Innovation is outsourcing’s new buzzword. It’s a lot easier to talk about it than to do it. This is what a few industry observers and clients lament about HRO.
The problem starts with defining it. To me real innovation is stuff someone can eat with at the end of the day. In HRO, innovation is the advancements in service delivery processes and infrastructure (often enabled by new or improved technologies) to increase efficiency and process quality and reduce process risk.
Anything else puts people on an involuntary diet. Examples include web-based self-service delivery to process users and business partners, e-invoicing, and e-payment as complements to traditional billing, and modern call-center technology supporting personal handling of service requests.
The other, bigger problem so far has been trying to make innovation happen. I am not a lawyer so I do not believe that all bad things can be fixed with contracts. Clearly, it is difficult to contract for innovation, because by definition innovation is often not definable in advance. Customers have leveraged incentives (e.g., gain sharing) and stipulations (e.g., rate of continuous improvement or change of minimum performance level based on past overachievements), but these are not effective in all situations.
What always works is attention to the “fundamentals of innovation.” First, ensure that there are enough resources to be spent on innovating. I mean funding in the first place—generated by the provider’s effective harnessing of economies of scale, process optimization, and labor arbitrage. Second, minimize the hurdles to innovation; for example, not just a “partnering attitude” but also mutual understanding of financial and organizational constraints and levers.
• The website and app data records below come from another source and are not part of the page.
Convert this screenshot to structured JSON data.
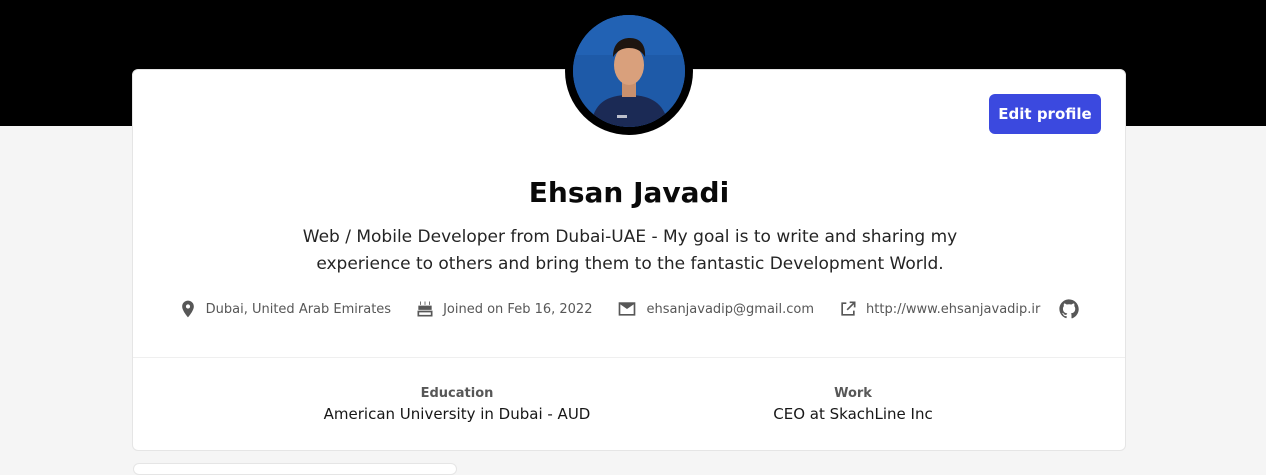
{
  "profile": {
    "name": "Ehsan Javadi",
    "bio": "Web / Mobile Developer from Dubai-UAE - My goal is to write and sharing my experience to others and bring them to the fantastic Development World.",
    "edit_label": "Edit profile",
    "avatar_alt": "Ehsan Javadi"
  },
  "meta": {
    "location": "Dubai, United Arab Emirates",
    "joined": "Joined on Feb 16, 2022",
    "email": "ehsanjavadip@gmail.com",
    "website": "http://www.ehsanjavadip.ir"
  },
  "details": {
    "education_label": "Education",
    "education_value": "American University in Dubai - AUD",
    "work_label": "Work",
    "work_value": "CEO at SkachLine Inc"
  },
  "icons": {
    "location": "location-pin-icon",
    "joined": "cake-icon",
    "email": "mail-icon",
    "website": "external-link-icon",
    "github": "github-icon"
  },
  "colors": {
    "banner": "#000000",
    "accent": "#3b49df",
    "avatar_bg": "#1e5aa8"
  }
}
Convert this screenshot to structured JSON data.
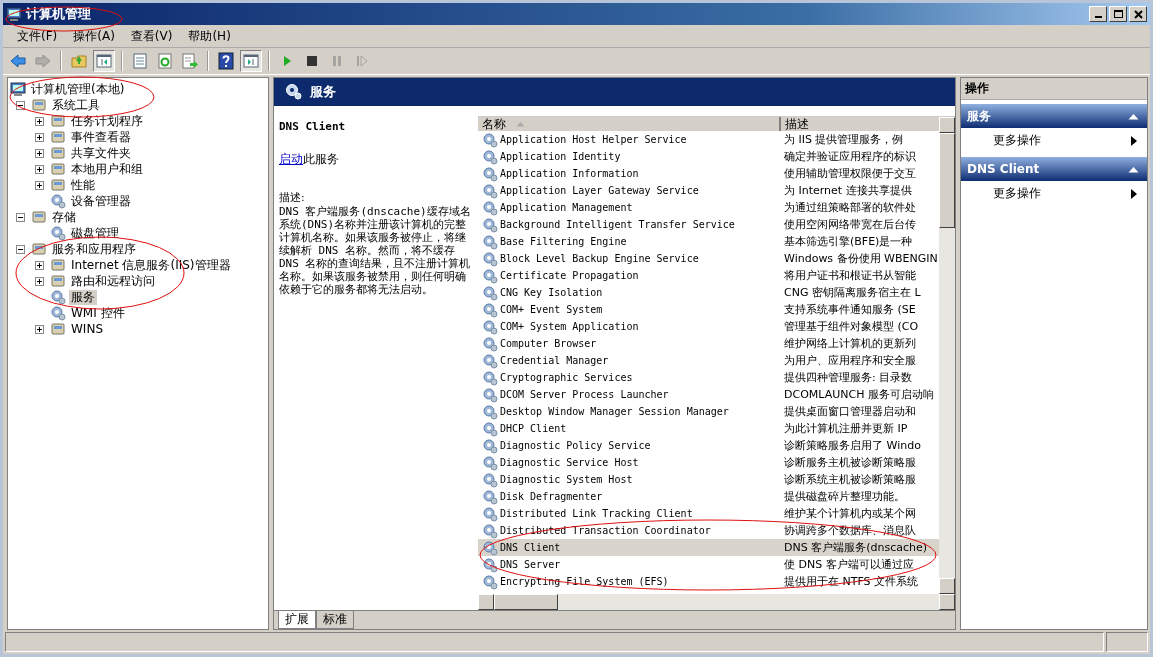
{
  "window": {
    "title": "计算机管理"
  },
  "menu": [
    "文件(F)",
    "操作(A)",
    "查看(V)",
    "帮助(H)"
  ],
  "toolbar": [
    {
      "kind": "back",
      "disabled": false
    },
    {
      "kind": "forward",
      "disabled": true
    },
    {
      "kind": "separator"
    },
    {
      "kind": "up",
      "disabled": false
    },
    {
      "kind": "tree-toggle",
      "disabled": false,
      "pressed": true
    },
    {
      "kind": "separator"
    },
    {
      "kind": "properties",
      "disabled": false
    },
    {
      "kind": "refresh",
      "disabled": false
    },
    {
      "kind": "export",
      "disabled": false
    },
    {
      "kind": "separator"
    },
    {
      "kind": "help",
      "disabled": false
    },
    {
      "kind": "pane-toggle",
      "disabled": false,
      "pressed": true
    },
    {
      "kind": "separator"
    },
    {
      "kind": "start",
      "disabled": false
    },
    {
      "kind": "stop",
      "disabled": false
    },
    {
      "kind": "pause",
      "disabled": true
    },
    {
      "kind": "restart",
      "disabled": true
    }
  ],
  "tree": [
    {
      "label": "计算机管理(本地)",
      "kind": "root",
      "selected": false,
      "children": [
        {
          "label": "系统工具",
          "kind": "branch",
          "expanded": true,
          "selected": false,
          "children": [
            {
              "label": "任务计划程序",
              "kind": "branch",
              "expanded": false,
              "selected": false
            },
            {
              "label": "事件查看器",
              "kind": "branch",
              "expanded": false,
              "selected": false
            },
            {
              "label": "共享文件夹",
              "kind": "branch",
              "expanded": false,
              "selected": false
            },
            {
              "label": "本地用户和组",
              "kind": "branch",
              "expanded": false,
              "selected": false
            },
            {
              "label": "性能",
              "kind": "branch",
              "expanded": false,
              "selected": false
            },
            {
              "label": "设备管理器",
              "kind": "leaf",
              "selected": false
            }
          ]
        },
        {
          "label": "存储",
          "kind": "branch",
          "expanded": true,
          "selected": false,
          "children": [
            {
              "label": "磁盘管理",
              "kind": "leaf",
              "selected": false
            }
          ]
        },
        {
          "label": "服务和应用程序",
          "kind": "branch",
          "expanded": true,
          "selected": false,
          "children": [
            {
              "label": "Internet 信息服务(IIS)管理器",
              "kind": "branch",
              "expanded": false,
              "selected": false
            },
            {
              "label": "路由和远程访问",
              "kind": "branch",
              "expanded": false,
              "selected": false
            },
            {
              "label": "服务",
              "kind": "leaf",
              "selected": true
            },
            {
              "label": "WMI 控件",
              "kind": "leaf",
              "selected": false
            },
            {
              "label": "WINS",
              "kind": "branch",
              "expanded": false,
              "selected": false
            }
          ]
        }
      ]
    }
  ],
  "center": {
    "header": "服务",
    "details": {
      "service_name": "DNS Client",
      "action_link": "启动",
      "action_text": "此服务",
      "description_label": "描述:",
      "description": "DNS 客户端服务(dnscache)缓存域名系统(DNS)名称并注册该计算机的完整计算机名称。如果该服务被停止，将继续解析 DNS 名称。然而，将不缓存 DNS 名称的查询结果，且不注册计算机名称。如果该服务被禁用，则任何明确依赖于它的服务都将无法启动。"
    },
    "table": {
      "columns": [
        "名称",
        "描述"
      ],
      "rows": [
        {
          "name": "Application Host Helper Service",
          "description": "为 IIS 提供管理服务，例",
          "selected": false
        },
        {
          "name": "Application Identity",
          "description": "确定并验证应用程序的标识",
          "selected": false
        },
        {
          "name": "Application Information",
          "description": "使用辅助管理权限便于交互",
          "selected": false
        },
        {
          "name": "Application Layer Gateway Service",
          "description": "为 Internet 连接共享提供",
          "selected": false
        },
        {
          "name": "Application Management",
          "description": "为通过组策略部署的软件处",
          "selected": false
        },
        {
          "name": "Background Intelligent Transfer Service",
          "description": "使用空闲网络带宽在后台传",
          "selected": false
        },
        {
          "name": "Base Filtering Engine",
          "description": "基本筛选引擎(BFE)是一种",
          "selected": false
        },
        {
          "name": "Block Level Backup Engine Service",
          "description": "Windows 备份使用 WBENGIN",
          "selected": false
        },
        {
          "name": "Certificate Propagation",
          "description": "将用户证书和根证书从智能",
          "selected": false
        },
        {
          "name": "CNG Key Isolation",
          "description": "CNG 密钥隔离服务宿主在 L",
          "selected": false
        },
        {
          "name": "COM+ Event System",
          "description": "支持系统事件通知服务 (SE",
          "selected": false
        },
        {
          "name": "COM+ System Application",
          "description": "管理基于组件对象模型 (CO",
          "selected": false
        },
        {
          "name": "Computer Browser",
          "description": "维护网络上计算机的更新列",
          "selected": false
        },
        {
          "name": "Credential Manager",
          "description": "为用户、应用程序和安全服",
          "selected": false
        },
        {
          "name": "Cryptographic Services",
          "description": "提供四种管理服务: 目录数",
          "selected": false
        },
        {
          "name": "DCOM Server Process Launcher",
          "description": "DCOMLAUNCH 服务可启动响",
          "selected": false
        },
        {
          "name": "Desktop Window Manager Session Manager",
          "description": "提供桌面窗口管理器启动和",
          "selected": false
        },
        {
          "name": "DHCP Client",
          "description": "为此计算机注册并更新 IP",
          "selected": false
        },
        {
          "name": "Diagnostic Policy Service",
          "description": "诊断策略服务启用了 Windo",
          "selected": false
        },
        {
          "name": "Diagnostic Service Host",
          "description": "诊断服务主机被诊断策略服",
          "selected": false
        },
        {
          "name": "Diagnostic System Host",
          "description": "诊断系统主机被诊断策略服",
          "selected": false
        },
        {
          "name": "Disk Defragmenter",
          "description": "提供磁盘碎片整理功能。",
          "selected": false
        },
        {
          "name": "Distributed Link Tracking Client",
          "description": "维护某个计算机内或某个网",
          "selected": false
        },
        {
          "name": "Distributed Transaction Coordinator",
          "description": "协调跨多个数据库、消息队",
          "selected": false
        },
        {
          "name": "DNS Client",
          "description": "DNS 客户端服务(dnscache)",
          "selected": true
        },
        {
          "name": "DNS Server",
          "description": "使 DNS 客户端可以通过应",
          "selected": false
        },
        {
          "name": "Encrypting File System (EFS)",
          "description": "提供用于在 NTFS 文件系统",
          "selected": false
        }
      ]
    },
    "tabs": [
      {
        "label": "扩展",
        "selected": true
      },
      {
        "label": "标准",
        "selected": false
      }
    ]
  },
  "actions": {
    "title": "操作",
    "sections": [
      {
        "title": "服务",
        "expanded": true,
        "items": [
          "更多操作"
        ]
      },
      {
        "title": "DNS Client",
        "expanded": true,
        "items": [
          "更多操作"
        ]
      }
    ]
  }
}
Ingrain innovation in governance mechanisms, and invest in a technology platform that will keep pace and make new tools available quickly and effectively. Also, ensure that the provider has a strong collaboration with the software vendor so that design, implementation, and operations of process and related applications take place smoothly.
You bet, technology can support or hinder innovation of HR business practices; it is up to the customer and the provider to decide which is going to be their fate. For example, self-service tools greatly reduce the load on call centers and even HR experts. If you dilute their impact, for example, by limiting the integration into the data back end, which results in fewer real-time queries, you will end up with skyrocketing service delivery costs.
You don’t constantly need to be on the “bleeding edge,” but make sure that any innovation available can be put to fruition efficiently and effectively to the current HR business practices. Avoid the “banana skins” associated with implementation and operations that can unsustainably inflate the cost structure. This means technology vendors must show that they are working together with BPO providers to make that happen. It is ironic how BPO—itself innovation in management practices—has become a victim of “traditional” system integration and process reengineering practices.
Here are some considerations to avoid:
• Insisting on a customized solution when it is not absolutely necessary. The supplier wants to syndicate across his customers. If the buyer insists on a bespoke solution at all costs, the provider mght not be able to leverage innovation skills or investments. Customer and provider need to take care that the process/technology platform is implemented with as little customization as possible.
• Building silos. Encourage cooperation between the executives responsible for the business processes and those handling technology design. The technology platform must ensure tight integration between the provider and customer’s retained organization because inflexibility often stems from the interface points. Think end-to-end process and technology.
• Refusal to recognize that money makes the world go round. That means the provider doesn’t have enough money to pay for innovation because it can’t afford to save costs by harnessing the requisite economies of scale, process optimization, or labor arbitrage. In the end, either buyers allow the provider to standardize and hence save costs, or they have to give them extra money to finance innovation.
Think long term; this is a marathon, not a sprint. To accelerate along the way, you need to have the right build and enough calories to invest. Otherwise, your innovation efforts will look like the energy burst a can of Coke gives you: it fizzles away very quickly and leaves you panting in the end.